· Fabrication: The attacker inserts counterfeit objects into the system. This is referred to as an attack on authenticity. Examples include the insertion of spurious messages in a network or the addition of records to a file.
CATEGORIES OF ATTACKS
A useful categorization of these attacks is in terms of passive attacks and active attacks. Passive attacks are in the nature of monitoring of transmissions. The goal of the attacker is to obtain information that is being transmitted. Two types of passive attacks are(1) release of message content;(2) traffic analysis. A release of message content is easily understood. A telephone conversation, an electronic mail message, and a transferred file may contain sensitive or confidential information.
The second passive attack, traffic analysis, is more subtle. Suppose that we had a way of masking the contents of a message or other information traffic so that Cuba, even if they capture the information, could not extract the real information because of the use of encryption. The attacker could after a period of time extract the information and messages, defeating the encryption process.
The second major category of attack is active attacks. These attacks involve some modification of the data stream or the creation of a false stream. It can be subdivided into four categories: masquerade, replay, modification of message, denial of service.
A masquerade takes place when the attacker, under certain entity, pretends to be a different entity, and therefore enabling an authorized entity to obtain extra privileges. Replay involves the passive capture of a data unit and its subsequent retransmission to produce an unauthorized effect.
Modification of service simply means that some portion of a legitimate message is altered, or that messages are delayed or reordered, to produce an unauthorized effect. The denial of service prevents or inhibits the normal use or management of communications facilities. This is a very important and serious possible attack. It could disrupt an entire network, either by disabling the network or by overloading it with messages so as to degrade performance. The attacker could target airports, financial centers, power companies, dams control centers, etc. It is quite difficult to prevent active attacks. The goal is to detect them and to recover from any disruption or delays caused by them.
There are three classes of intruders:
· Masquerader: the intruder is not authorized to use the computer and penetrates a system's access controls to get inside. This can be done from the Bejucal base
· Misfeasor: A legitimate user who access data, programs, or resources for which is not authorized. This can be done by an insider, not from the Bejucal base
· Clandestine: the intruder seizes supervisory control of the system. Can be done from inside or from the Bejucal base

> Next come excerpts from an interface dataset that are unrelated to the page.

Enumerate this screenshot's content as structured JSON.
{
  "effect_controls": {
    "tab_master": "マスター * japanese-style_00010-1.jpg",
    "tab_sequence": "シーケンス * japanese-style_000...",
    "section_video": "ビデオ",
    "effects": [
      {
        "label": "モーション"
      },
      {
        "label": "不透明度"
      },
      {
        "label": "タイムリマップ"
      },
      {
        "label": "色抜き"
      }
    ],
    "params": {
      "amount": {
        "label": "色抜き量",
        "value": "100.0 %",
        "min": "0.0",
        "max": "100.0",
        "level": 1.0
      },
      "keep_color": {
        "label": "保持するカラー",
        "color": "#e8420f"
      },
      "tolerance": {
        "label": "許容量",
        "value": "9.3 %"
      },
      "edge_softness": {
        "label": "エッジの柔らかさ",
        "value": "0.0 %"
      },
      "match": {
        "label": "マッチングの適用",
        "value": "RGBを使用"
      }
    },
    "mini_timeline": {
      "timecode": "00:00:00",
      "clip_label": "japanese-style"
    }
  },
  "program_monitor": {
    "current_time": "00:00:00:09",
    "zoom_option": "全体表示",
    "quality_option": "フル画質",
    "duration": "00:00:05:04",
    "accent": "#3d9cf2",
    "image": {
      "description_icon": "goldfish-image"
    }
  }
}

The objective of the intruder is to gain access to a system or to increase the range of privileges accessible on a system. The intruder must acquired information that should have been protected. In most cases, this information is in the form of a password. The password file can be protected by one way encryption or by limiting the access control to the file. What are the most common techniques used so far to try to break into a system?
· Try words on the system's online dictionary
· Collect information about the users. Full names, spouses' names, children's names, pictures in their offices, books in their offices, etc (Here the operating personnel in Bejucal needs inside information)
· Users' phone numbers, social security numbers, room numbers, license plate numbers, etc (inside information is also needed)
· Use a Trojan horse
· Tap the line between a remote user and the host system
Network security has assumed increasing importance. Individuals, corporations, government agencies, must heighten their awareness to protect data and messages, and to protect systems from network-based attacks. The disciplines of cryptography and network security have matured, leading to the development of practical, readily available applications to enforce network security.